Kagame takes AU chair, launches single air market


Rwanda President Paul Kagame began his tenure as the African Union Chairperson on Sunday, announcing the launch of a Single African Air Transport (SAATM).

Paul Kagame takes over the AU chair position from Guinea’s President Alpha Conde, adding to his current role as head of reform at the organisation. Kagame thanked his peers for the ‘double trust’ placed in him before turning his attention to development issues.

Kagame announces SAATM

Kagame’s first official act as AU Chairperson was to announce the launch of a Single African Air Transport Market, which aims to make trade and civil transport between African nations easier.

Under the scheme, eligible airlines from the AU’s 23 member countries are able to operate freely and conduct business across all member nations. This includes Benin, Botswana, Burkina Faso, Cabo Verde, Congo, Cote d’Ivoire, Egypt, Ethiopia, Gabon, Ghana, Guinea, Kenya, Liberia, Mali, Mozambique, Niger, Nigeria, Rwanda, Sierra Leone, South Africa, Swaziland, Togo and Zimbabwe.

Kagame calls for rapid change

During his first speech as AU chairperson, Kagame highlighted the need for Africa to respond more quickly to its developmental needs and market opportunities.

“Africa’s defining challenge is to create a pathway to prosperity for our people, especially young people,” he said. “Elsewhere this has been achieved through industrialisation. But the growth trajectory that transformed Asia is no longer a viable option for Africa. We waited too long to act.”

Among the options Africa needs to consider, Kagame cited the creation of a single market across the continent, further adoption of technology and infrastructure integration between member nations.

Featured image: By © ITU/J.Ohle, CC BY 2.0, https://commons.wikimedia.org/w/index.php?curid=31853376

About Aaron Brooks

Aaron Brooks is a UK journalist who wants to cut out the international agendas in news.

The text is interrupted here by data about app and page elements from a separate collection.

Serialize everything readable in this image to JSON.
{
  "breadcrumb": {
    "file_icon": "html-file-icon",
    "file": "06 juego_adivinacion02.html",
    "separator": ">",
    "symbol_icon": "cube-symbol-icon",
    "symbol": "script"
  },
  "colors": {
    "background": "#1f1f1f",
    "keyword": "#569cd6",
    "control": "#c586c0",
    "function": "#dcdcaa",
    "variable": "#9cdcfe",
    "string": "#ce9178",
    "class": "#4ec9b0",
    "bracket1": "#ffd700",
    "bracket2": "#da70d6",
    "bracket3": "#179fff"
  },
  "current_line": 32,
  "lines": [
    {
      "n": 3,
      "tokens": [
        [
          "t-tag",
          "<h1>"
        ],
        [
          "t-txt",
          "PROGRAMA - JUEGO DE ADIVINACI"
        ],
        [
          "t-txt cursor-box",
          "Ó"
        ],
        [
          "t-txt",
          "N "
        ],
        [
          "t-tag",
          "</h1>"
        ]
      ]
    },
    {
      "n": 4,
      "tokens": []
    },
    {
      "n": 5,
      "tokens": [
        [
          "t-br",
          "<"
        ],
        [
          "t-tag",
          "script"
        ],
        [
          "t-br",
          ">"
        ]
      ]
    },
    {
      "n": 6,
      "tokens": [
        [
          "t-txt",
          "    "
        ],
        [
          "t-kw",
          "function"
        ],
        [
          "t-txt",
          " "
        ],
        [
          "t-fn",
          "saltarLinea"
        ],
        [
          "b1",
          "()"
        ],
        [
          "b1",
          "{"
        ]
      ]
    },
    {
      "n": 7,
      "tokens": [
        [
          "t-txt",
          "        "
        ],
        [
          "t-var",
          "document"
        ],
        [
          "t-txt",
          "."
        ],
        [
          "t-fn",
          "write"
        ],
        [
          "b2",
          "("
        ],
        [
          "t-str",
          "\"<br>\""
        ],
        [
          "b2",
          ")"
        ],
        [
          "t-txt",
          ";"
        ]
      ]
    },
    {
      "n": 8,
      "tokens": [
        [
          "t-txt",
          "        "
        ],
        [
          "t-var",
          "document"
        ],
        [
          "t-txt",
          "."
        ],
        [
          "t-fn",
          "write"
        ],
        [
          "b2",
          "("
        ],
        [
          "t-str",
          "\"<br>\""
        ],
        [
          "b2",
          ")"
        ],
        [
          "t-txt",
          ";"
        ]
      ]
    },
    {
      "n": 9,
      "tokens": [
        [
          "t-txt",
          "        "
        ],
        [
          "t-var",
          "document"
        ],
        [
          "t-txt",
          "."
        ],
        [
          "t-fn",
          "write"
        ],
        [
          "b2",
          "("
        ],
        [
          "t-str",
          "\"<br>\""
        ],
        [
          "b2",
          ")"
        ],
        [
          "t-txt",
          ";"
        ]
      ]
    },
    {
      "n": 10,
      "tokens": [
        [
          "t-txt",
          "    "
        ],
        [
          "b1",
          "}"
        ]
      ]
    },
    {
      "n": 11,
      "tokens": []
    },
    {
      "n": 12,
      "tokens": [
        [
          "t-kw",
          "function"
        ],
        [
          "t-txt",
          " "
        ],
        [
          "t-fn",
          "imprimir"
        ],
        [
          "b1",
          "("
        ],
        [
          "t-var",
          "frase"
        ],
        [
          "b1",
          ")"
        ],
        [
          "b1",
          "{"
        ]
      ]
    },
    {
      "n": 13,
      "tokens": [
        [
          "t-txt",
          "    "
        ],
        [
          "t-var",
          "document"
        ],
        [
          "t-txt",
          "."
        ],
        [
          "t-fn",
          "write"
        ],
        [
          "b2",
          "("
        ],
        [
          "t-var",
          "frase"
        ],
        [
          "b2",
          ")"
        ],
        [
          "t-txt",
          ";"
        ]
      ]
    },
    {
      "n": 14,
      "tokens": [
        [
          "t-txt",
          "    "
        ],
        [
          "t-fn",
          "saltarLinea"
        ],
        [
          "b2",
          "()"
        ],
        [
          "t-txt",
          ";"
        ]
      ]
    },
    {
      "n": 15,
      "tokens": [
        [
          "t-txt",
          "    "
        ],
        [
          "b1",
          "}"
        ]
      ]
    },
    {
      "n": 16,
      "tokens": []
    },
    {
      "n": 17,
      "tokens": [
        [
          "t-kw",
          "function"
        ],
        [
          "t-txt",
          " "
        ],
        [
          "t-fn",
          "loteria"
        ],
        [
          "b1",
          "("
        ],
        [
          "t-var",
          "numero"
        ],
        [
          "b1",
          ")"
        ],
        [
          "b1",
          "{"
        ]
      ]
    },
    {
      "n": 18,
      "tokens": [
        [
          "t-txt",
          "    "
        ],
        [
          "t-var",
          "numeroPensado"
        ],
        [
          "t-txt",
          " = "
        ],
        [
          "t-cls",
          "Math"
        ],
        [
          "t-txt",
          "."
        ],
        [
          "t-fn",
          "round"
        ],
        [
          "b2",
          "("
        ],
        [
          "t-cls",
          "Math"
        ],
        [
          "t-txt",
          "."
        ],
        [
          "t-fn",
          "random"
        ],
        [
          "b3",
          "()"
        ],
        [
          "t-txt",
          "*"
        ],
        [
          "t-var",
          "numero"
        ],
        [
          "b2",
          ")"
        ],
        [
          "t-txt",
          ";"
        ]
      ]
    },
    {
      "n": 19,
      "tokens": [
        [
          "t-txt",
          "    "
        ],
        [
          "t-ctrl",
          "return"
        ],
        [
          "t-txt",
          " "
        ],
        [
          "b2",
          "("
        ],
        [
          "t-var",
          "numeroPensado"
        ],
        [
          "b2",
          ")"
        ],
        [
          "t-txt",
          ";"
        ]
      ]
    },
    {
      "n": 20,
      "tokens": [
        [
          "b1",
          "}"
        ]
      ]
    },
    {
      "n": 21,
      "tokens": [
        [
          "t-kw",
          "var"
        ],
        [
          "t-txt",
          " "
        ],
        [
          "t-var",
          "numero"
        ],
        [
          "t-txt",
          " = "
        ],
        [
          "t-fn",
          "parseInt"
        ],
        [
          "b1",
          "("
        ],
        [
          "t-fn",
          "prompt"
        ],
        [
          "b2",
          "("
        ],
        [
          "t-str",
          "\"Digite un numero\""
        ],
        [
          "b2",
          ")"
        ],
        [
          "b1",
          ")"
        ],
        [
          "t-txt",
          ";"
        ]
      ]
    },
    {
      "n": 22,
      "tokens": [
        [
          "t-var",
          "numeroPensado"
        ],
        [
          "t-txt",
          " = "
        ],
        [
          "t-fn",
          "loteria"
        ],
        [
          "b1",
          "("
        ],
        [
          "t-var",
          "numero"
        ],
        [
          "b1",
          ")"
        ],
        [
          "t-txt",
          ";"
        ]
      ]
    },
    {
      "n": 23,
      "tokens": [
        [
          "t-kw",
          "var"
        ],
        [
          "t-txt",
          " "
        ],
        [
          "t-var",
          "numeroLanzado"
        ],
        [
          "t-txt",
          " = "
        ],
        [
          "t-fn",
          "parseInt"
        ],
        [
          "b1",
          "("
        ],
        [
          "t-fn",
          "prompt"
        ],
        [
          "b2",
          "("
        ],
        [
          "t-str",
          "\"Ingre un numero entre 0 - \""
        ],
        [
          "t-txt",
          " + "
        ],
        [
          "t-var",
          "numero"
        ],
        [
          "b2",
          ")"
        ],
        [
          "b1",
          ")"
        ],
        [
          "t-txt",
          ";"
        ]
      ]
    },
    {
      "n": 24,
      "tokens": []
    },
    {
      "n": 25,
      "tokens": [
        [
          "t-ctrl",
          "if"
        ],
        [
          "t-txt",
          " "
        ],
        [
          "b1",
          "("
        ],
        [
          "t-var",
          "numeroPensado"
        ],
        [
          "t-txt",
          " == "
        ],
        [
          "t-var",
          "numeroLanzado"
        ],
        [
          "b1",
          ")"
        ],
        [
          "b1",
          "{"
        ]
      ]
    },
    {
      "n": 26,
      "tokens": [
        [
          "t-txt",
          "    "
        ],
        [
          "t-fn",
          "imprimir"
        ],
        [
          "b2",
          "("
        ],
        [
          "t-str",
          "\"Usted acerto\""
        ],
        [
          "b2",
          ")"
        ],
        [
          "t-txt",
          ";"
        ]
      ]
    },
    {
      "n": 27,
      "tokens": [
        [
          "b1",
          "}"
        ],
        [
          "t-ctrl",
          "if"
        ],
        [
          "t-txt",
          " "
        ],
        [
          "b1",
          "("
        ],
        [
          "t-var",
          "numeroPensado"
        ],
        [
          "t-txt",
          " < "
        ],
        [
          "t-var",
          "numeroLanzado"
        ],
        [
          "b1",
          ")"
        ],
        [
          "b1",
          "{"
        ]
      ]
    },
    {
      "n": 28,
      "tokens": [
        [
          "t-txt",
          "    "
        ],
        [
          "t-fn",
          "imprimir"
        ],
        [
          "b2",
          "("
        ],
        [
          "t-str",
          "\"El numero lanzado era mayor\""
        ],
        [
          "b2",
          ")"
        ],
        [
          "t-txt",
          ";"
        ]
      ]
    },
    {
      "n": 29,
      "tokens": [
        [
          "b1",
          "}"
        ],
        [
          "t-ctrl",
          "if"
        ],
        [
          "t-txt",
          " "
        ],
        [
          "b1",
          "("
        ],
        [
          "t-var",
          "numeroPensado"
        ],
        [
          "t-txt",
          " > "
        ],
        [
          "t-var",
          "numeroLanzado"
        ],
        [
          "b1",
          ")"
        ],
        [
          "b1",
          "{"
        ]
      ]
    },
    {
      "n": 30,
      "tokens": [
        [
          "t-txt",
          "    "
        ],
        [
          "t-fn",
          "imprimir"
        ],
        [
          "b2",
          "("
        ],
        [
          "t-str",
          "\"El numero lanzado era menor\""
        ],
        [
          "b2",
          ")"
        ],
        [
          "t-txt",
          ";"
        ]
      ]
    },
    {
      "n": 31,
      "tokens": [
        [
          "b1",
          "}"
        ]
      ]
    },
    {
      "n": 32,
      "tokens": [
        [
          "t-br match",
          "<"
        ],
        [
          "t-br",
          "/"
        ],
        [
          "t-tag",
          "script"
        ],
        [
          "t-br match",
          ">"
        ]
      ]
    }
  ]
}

Spending his early years in both England and Northern Ireland he saw the difference between reality and media coverage at an early age. After graduating from the University of Chester with a BA in journalism, his travels revealed just how large the gap between news and the real world can be. As Editor-in-Chief at East Africa Monitor, it’s his job to provide a balanced view of what’s going on in the region for English-speaking audiences.